beo@ub0:~$ mpiexec -n 8 -f /home/beo/machinefile /home/beo/mpi_hello

Where -n is the flag for how many processors to use, and -f is the flag for the path to the machinefile.

Installing mpi4py

If you're like me and you really like using python, you might want to install mpi4py onto your cluster.  This was easy enough for me.  I just used pip to install the module.  

  • Don't use sudo apt-get to install mpi4py.  Apparently that has given people problems when being used with mpich2.

beo@ub0:~$ sudo pip install mpi4py --user

  • Notice that I added a --user flag in my pip install.  This is because if you do not do this, pip will install the module somewhere in the /usr/ folder, but we want it installed in the shared directory.

Troubleshooting Errors

During this process I had quite a few errors.  I'll try to go through the things that happened to me and tell you how I fixed them.

Installing Ubuntu

  • Got an error right off the bat.  "Error loading cdrom".
    • Moved usb to a new port and hit "retry" and it detected everything fine.  Strange Error.

Installing mpich

  • Like I said before, I had problems with using the apt-get install method to install mpich2.
  • "cannot find hydraproxy file"
    • This file is installed when you install mpich2.  What I had to do is add its location to my path variable
    • When all was said and done, my .bashrc file had these lines added to it
    • sudo nano ~/.bashrc
    • export PATH=/home/beo/mpich-install/bin:/home/beo/mpich-install/lib:$PATH
      export LD_LIBRARY_PATH=/usr/lib:/home/beo/mpich-install/lib:$LD_LIBRARY_PATH
      export LD_LIBRARY_PATH=/home/beo/.local/python2.7/site-packages:$LD_LIBRARY_PATH
      export LD_LIBRARY_PATH=/usr/lib/x86_64-linux-gnu:$LD_LIBRARY_PATH
      export HYDRA_HOST_FILE=/home/beo/machinefile
      export PYTHONPATH=/home/beo/.local/python2.7/site-packages:$PYTHONPATH
      export PYTHONPATH=/home/beo/mpich-install/lib:$PYTHONPATH
    • The HYDRA_HOST_FILE variable didn't actually do what I was hoping it would do, so that line may be unecessary.
  • Some error about not being able to find libmpich.so files
    • sudo apt-get install libcr-dev
    • I actually ran that on each node
  • Problems with getting nodes to communicate
    • This was a strange error, but when I was running python programs on the cluster and trying to get the nodes to exchange information, it just refused to work because it couldn't find libmpich.so.10
    • For this I actually physically moved the file to somewhere on the path variable.  Also, I couldn't find a file called libmpich.so.10, but I had one called libmpich.so.10.4.  So here's what I did
      • Move libmpich.so.10.4 from /usr/lib/x86_64-linux-gnu to /home/beo/mpich-install/lib then
    • Create a symbolic link while in the mpich-install/lib directory
      • sudo ln -s libmpich.so.10.0.4 libmpich.so.10

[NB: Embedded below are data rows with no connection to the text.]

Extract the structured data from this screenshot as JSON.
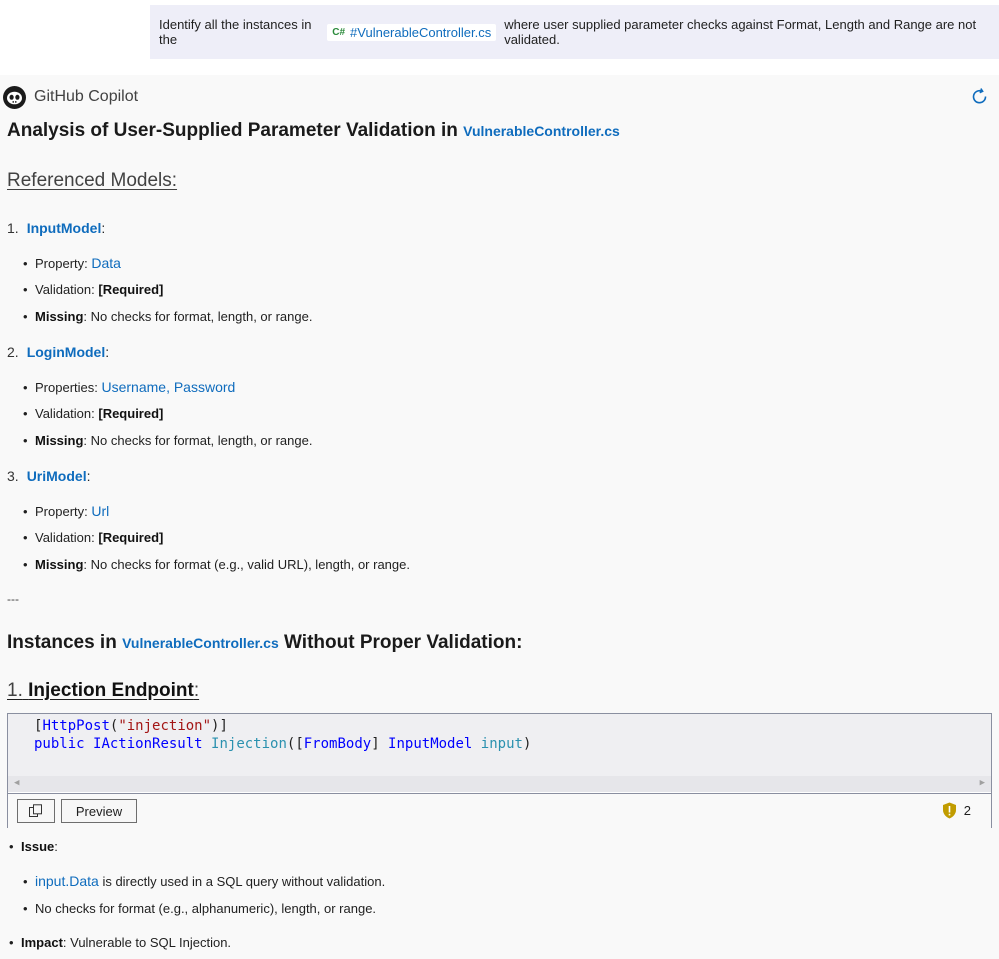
{
  "user_message": {
    "prefix": "Identify all the instances in the",
    "ref_lang": "C#",
    "ref_file": "#VulnerableController.cs",
    "suffix": "where user supplied parameter checks against Format, Length and Range are not validated."
  },
  "response": {
    "author": "GitHub Copilot",
    "title_prefix": "Analysis of User-Supplied Parameter Validation in",
    "title_file": "VulnerableController.cs",
    "referenced_heading": "Referenced Models:",
    "models": [
      {
        "num": "1.",
        "name": "InputModel",
        "prop_label": "Property: ",
        "props": "Data",
        "validation_label": "Validation: ",
        "validation": "[Required]",
        "missing_label": "Missing",
        "missing": ": No checks for format, length, or range."
      },
      {
        "num": "2.",
        "name": "LoginModel",
        "prop_label": "Properties: ",
        "props": "Username, Password",
        "validation_label": "Validation: ",
        "validation": "[Required]",
        "missing_label": "Missing",
        "missing": ": No checks for format, length, or range."
      },
      {
        "num": "3.",
        "name": "UriModel",
        "prop_label": "Property: ",
        "props": "Url",
        "validation_label": "Validation: ",
        "validation": "[Required]",
        "missing_label": "Missing",
        "missing": ": No checks for format (e.g., valid URL), length, or range."
      }
    ],
    "separator": "---",
    "instances_prefix": "Instances in",
    "instances_file": "VulnerableController.cs",
    "instances_suffix": "Without Proper Validation:",
    "sub1_num": "1.",
    "sub1_title": "Injection Endpoint",
    "sub1_colon": ":",
    "code": {
      "l1_open": "[",
      "l1_attr": "HttpPost",
      "l1_paren": "(",
      "l1_str": "\"injection\"",
      "l1_close": ")]",
      "l2_kw": "public",
      "l2_type": "IActionResult",
      "l2_method": "Injection",
      "l2_p1": "([",
      "l2_attr": "FromBody",
      "l2_p2": "] ",
      "l2_ptype": "InputModel",
      "l2_param": "input",
      "l2_end": ")"
    },
    "preview_label": "Preview",
    "warning_count": "2",
    "issue_label": "Issue",
    "issue_colon": ":",
    "issue_items": [
      {
        "link": "input.Data",
        "text": " is directly used in a SQL query without validation."
      },
      {
        "text": "No checks for format (e.g., alphanumeric), length, or range."
      }
    ],
    "impact_label": "Impact",
    "impact_text": ": Vulnerable to SQL Injection."
  },
  "colors": {
    "link": "#0f6cbd",
    "user_bubble": "#eeeef8",
    "response_bg": "#f9f9f9",
    "warning": "#c19c00"
  }
}
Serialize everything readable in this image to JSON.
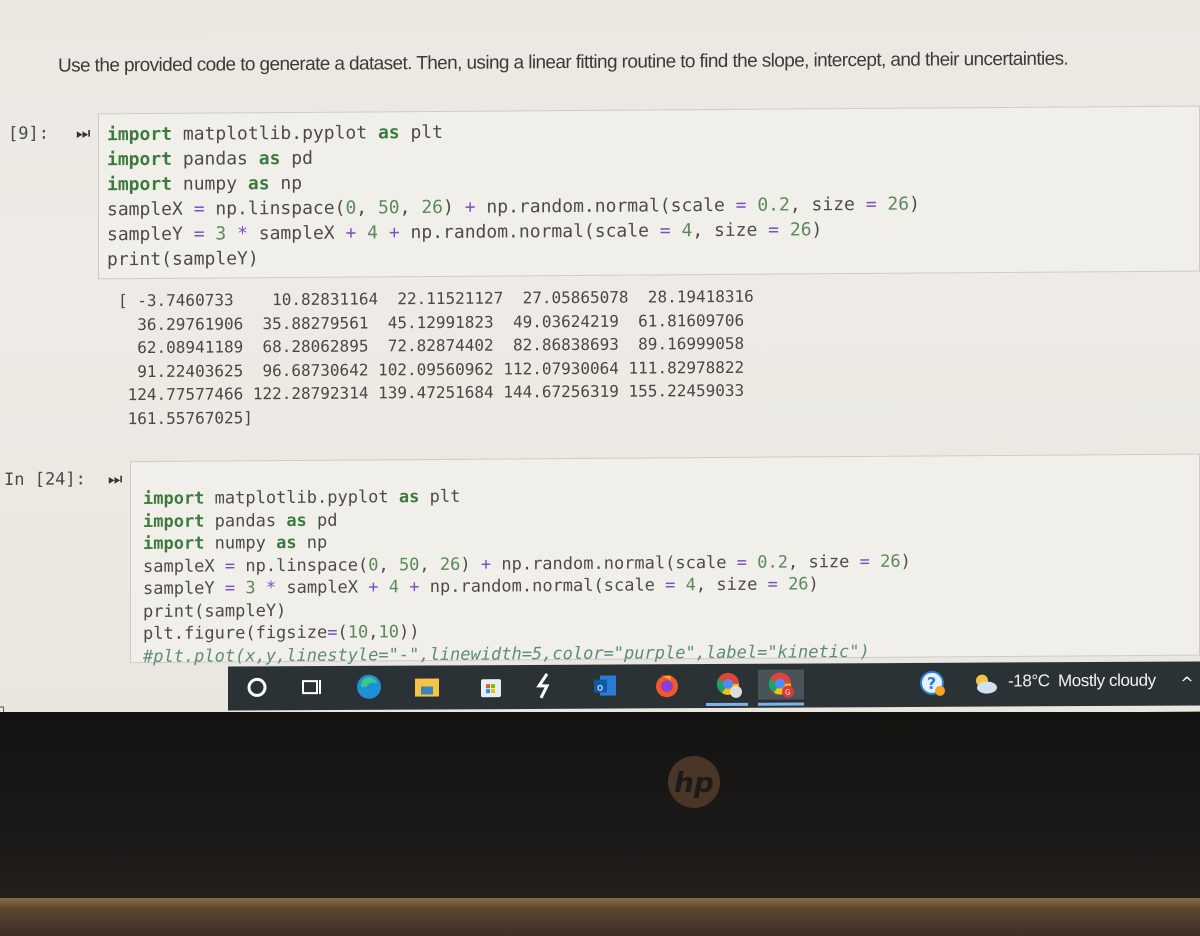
{
  "instruction": "Use the provided code to generate a dataset. Then, using a linear fitting routine to find the slope, intercept, and their uncertainties.",
  "cells": [
    {
      "prompt": "[9]:",
      "code_lines": [
        "import matplotlib.pyplot as plt",
        "import pandas as pd",
        "import numpy as np",
        "sampleX = np.linspace(0, 50, 26) + np.random.normal(scale = 0.2, size = 26)",
        "sampleY = 3 * sampleX + 4 + np.random.normal(scale = 4, size = 26)",
        "print(sampleY)"
      ],
      "output_lines": [
        "[ -3.7460733    10.82831164  22.11521127  27.05865078  28.19418316",
        "  36.29761906  35.88279561  45.12991823  49.03624219  61.81609706",
        "  62.08941189  68.28062895  72.82874402  82.86838693  89.16999058",
        "  91.22403625  96.68730642 102.09560962 112.07930064 111.82978822",
        " 124.77577466 122.28792314 139.47251684 144.67256319 155.22459033",
        " 161.55767025]"
      ]
    },
    {
      "prompt": "In [24]:",
      "code_lines": [
        "import matplotlib.pyplot as plt",
        "import pandas as pd",
        "import numpy as np",
        "sampleX = np.linspace(0, 50, 26) + np.random.normal(scale = 0.2, size = 26)",
        "sampleY = 3 * sampleX + 4 + np.random.normal(scale = 4, size = 26)",
        "print(sampleY)",
        "plt.figure(figsize=(10,10))",
        "#plt.plot(x,y,linestyle=\"-\",linewidth=5,color=\"purple\",label=\"kinetic\")"
      ]
    }
  ],
  "taskbar": {
    "icons": [
      "search-circle",
      "task-view",
      "edge",
      "file-explorer",
      "microsoft-store",
      "winamp-bolt",
      "outlook",
      "firefox",
      "chrome-profile",
      "chrome-g",
      "help"
    ],
    "weather": {
      "temperature": "-18°C",
      "condition": "Mostly cloudy"
    },
    "chevron": "^"
  },
  "bezel": {
    "brand": "hp"
  }
}
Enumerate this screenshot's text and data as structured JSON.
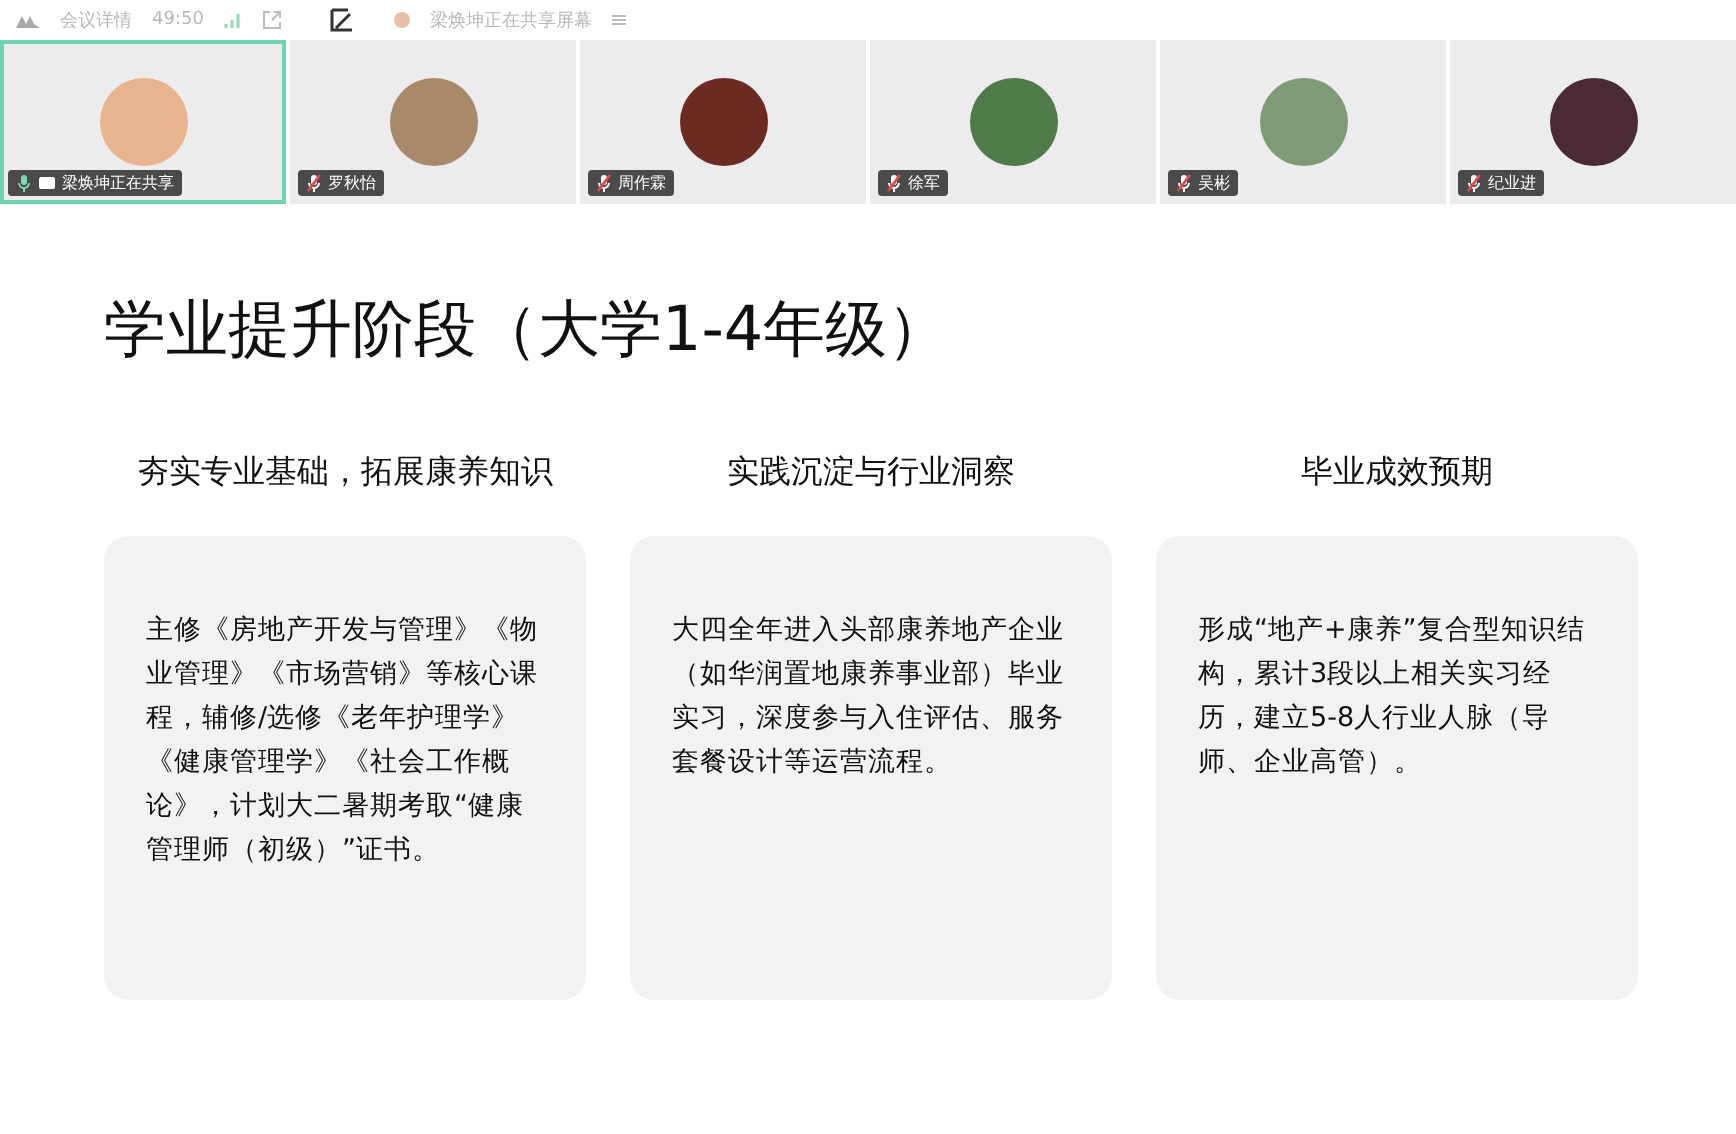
{
  "top_bar": {
    "meeting_info": "会议详情",
    "timer": "49:50",
    "sharing_status": "梁焕坤正在共享屏幕"
  },
  "participants": [
    {
      "name": "梁焕坤正在共享",
      "selected": true,
      "muted": false,
      "sharing": true,
      "color": "#e8b48e"
    },
    {
      "name": "罗秋怡",
      "selected": false,
      "muted": true,
      "sharing": false,
      "color": "#a88a6a"
    },
    {
      "name": "周作霖",
      "selected": false,
      "muted": true,
      "sharing": false,
      "color": "#6b2a22"
    },
    {
      "name": "徐军",
      "selected": false,
      "muted": true,
      "sharing": false,
      "color": "#4f7a4a"
    },
    {
      "name": "吴彬",
      "selected": false,
      "muted": true,
      "sharing": false,
      "color": "#7f9a76"
    },
    {
      "name": "纪业进",
      "selected": false,
      "muted": true,
      "sharing": false,
      "color": "#4a2a34"
    }
  ],
  "slide": {
    "title": "学业提升阶段（大学1-4年级）",
    "columns": [
      {
        "heading": "夯实专业基础，拓展康养知识",
        "body": "主修《房地产开发与管理》《物业管理》《市场营销》等核心课程，辅修/选修《老年护理学》《健康管理学》《社会工作概论》，计划大二暑期考取“健康管理师（初级）”证书。"
      },
      {
        "heading": "实践沉淀与行业洞察",
        "body": "大四全年进入头部康养地产企业（如华润置地康养事业部）毕业实习，深度参与入住评估、服务套餐设计等运营流程。"
      },
      {
        "heading": "毕业成效预期",
        "body": "形成“地产+康养”复合型知识结构，累计3段以上相关实习经历，建立5-8人行业人脉（导师、企业高管）。"
      }
    ]
  }
}
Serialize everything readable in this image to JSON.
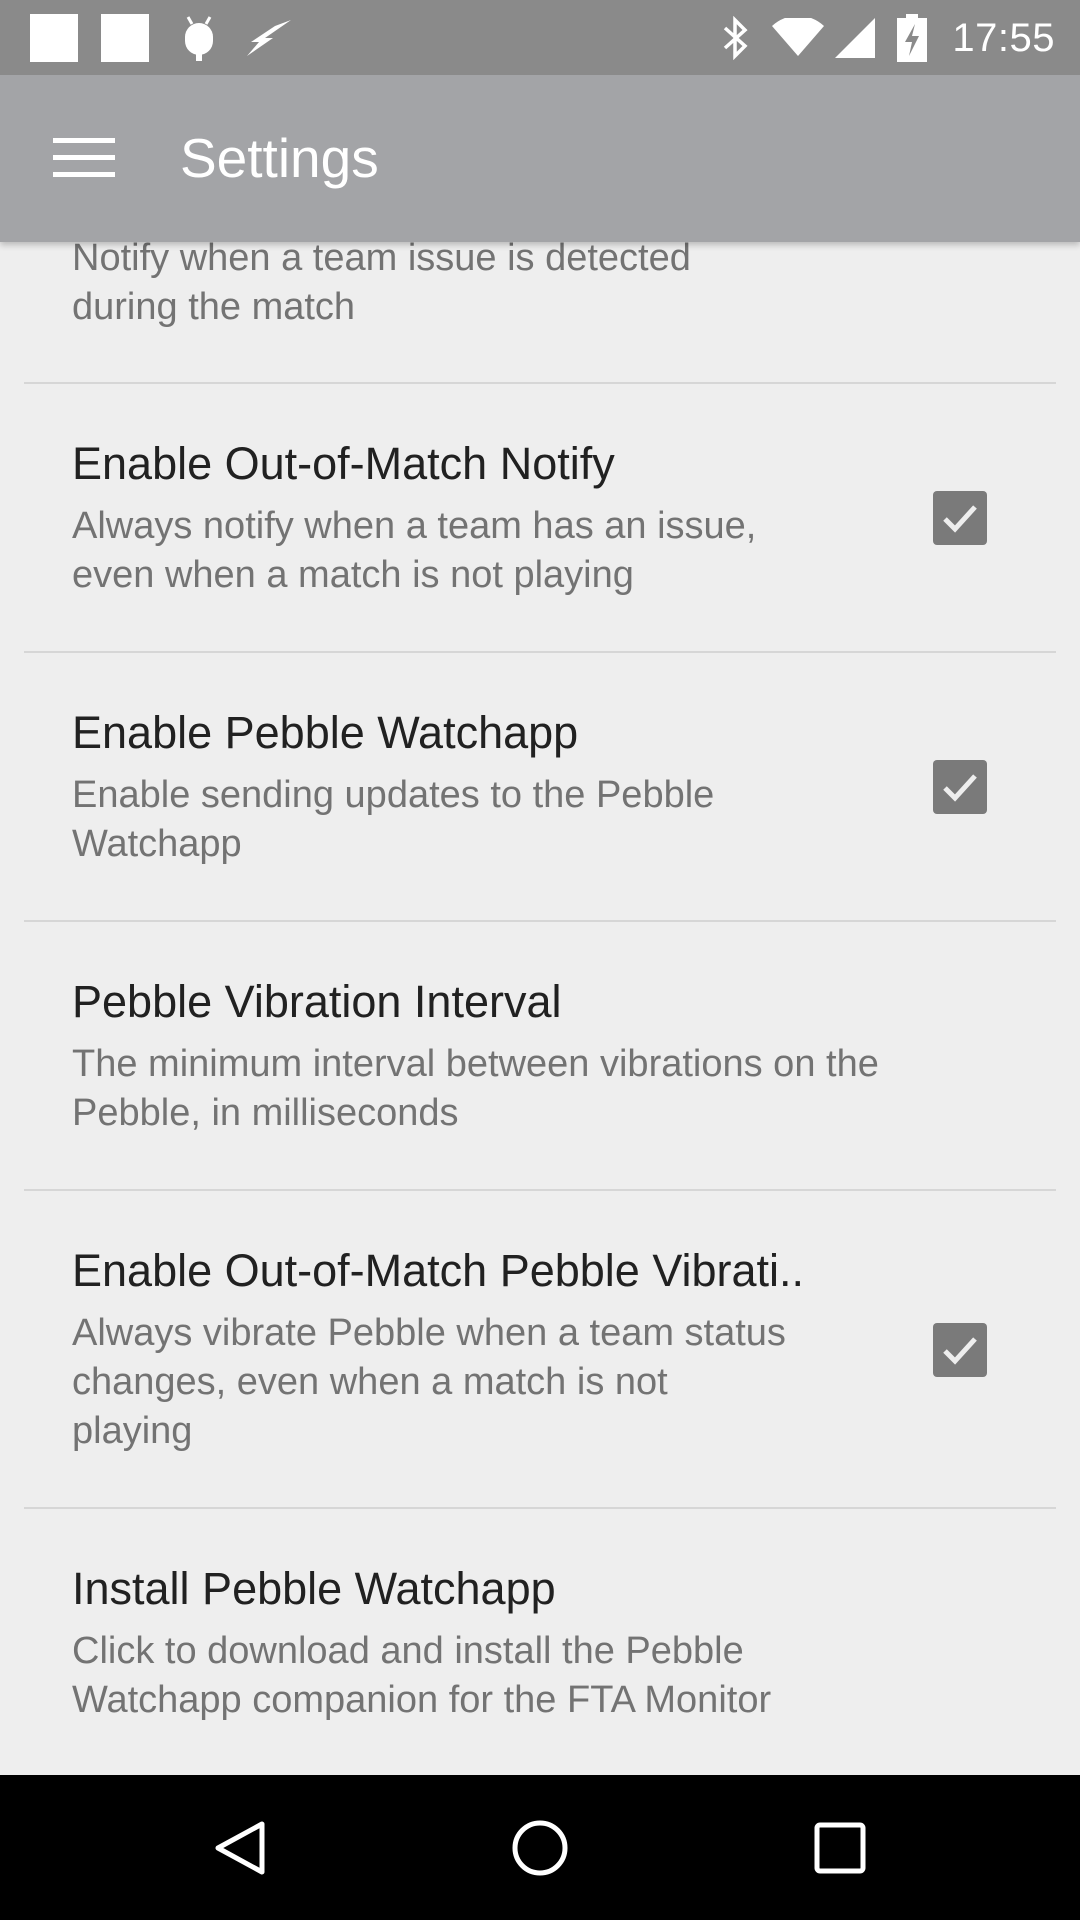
{
  "status_bar": {
    "time": "17:55",
    "left_icons": [
      "notification-square-icon",
      "notification-square-icon",
      "android-debug-icon",
      "lightning-icon"
    ],
    "right_icons": [
      "bluetooth-icon",
      "wifi-icon",
      "cellular-signal-icon",
      "battery-charging-icon"
    ]
  },
  "app_bar": {
    "title": "Settings",
    "menu_icon": "hamburger-menu-icon"
  },
  "preferences": [
    {
      "title": "",
      "summary_lines": [
        "Notify when a team issue is detected",
        "during the match"
      ],
      "checkbox": true,
      "checked": true
    },
    {
      "title": "Enable Out-of-Match Notify",
      "summary_lines": [
        "Always notify when a team has an issue,",
        "even when a match is not playing"
      ],
      "checkbox": true,
      "checked": true
    },
    {
      "title": "Enable Pebble Watchapp",
      "summary_lines": [
        "Enable sending updates to the Pebble",
        "Watchapp"
      ],
      "checkbox": true,
      "checked": true
    },
    {
      "title": "Pebble Vibration Interval",
      "summary_lines": [
        "The minimum interval between vibrations on the",
        "Pebble, in milliseconds"
      ],
      "checkbox": false
    },
    {
      "title": "Enable Out-of-Match Pebble Vibrati..",
      "summary_lines": [
        "Always vibrate Pebble when a team status",
        "changes, even when a match is not",
        "playing"
      ],
      "checkbox": true,
      "checked": true
    },
    {
      "title": "Install Pebble Watchapp",
      "summary_lines": [
        "Click to download and install the Pebble",
        "Watchapp companion for the FTA Monitor"
      ],
      "checkbox": false
    }
  ],
  "nav_bar": {
    "back_icon": "back-triangle-icon",
    "home_icon": "home-circle-icon",
    "recents_icon": "recents-square-icon"
  },
  "colors": {
    "status_bar": "#8a8a8a",
    "app_bar": "#a3a4a7",
    "background": "#eeeeee",
    "checkbox": "#7a7a7a",
    "title_text": "#212121",
    "summary_text": "#737373"
  }
}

Python Packages "not installed"

  • Errors where after installing a python package via pip install <package> --user, other nodes could not import the module.
    • Saw that the nodes did not have read/write permissions in the shared python package folder.  Changed permissions with
      • sudo chown -r 755 /home/beo/.local/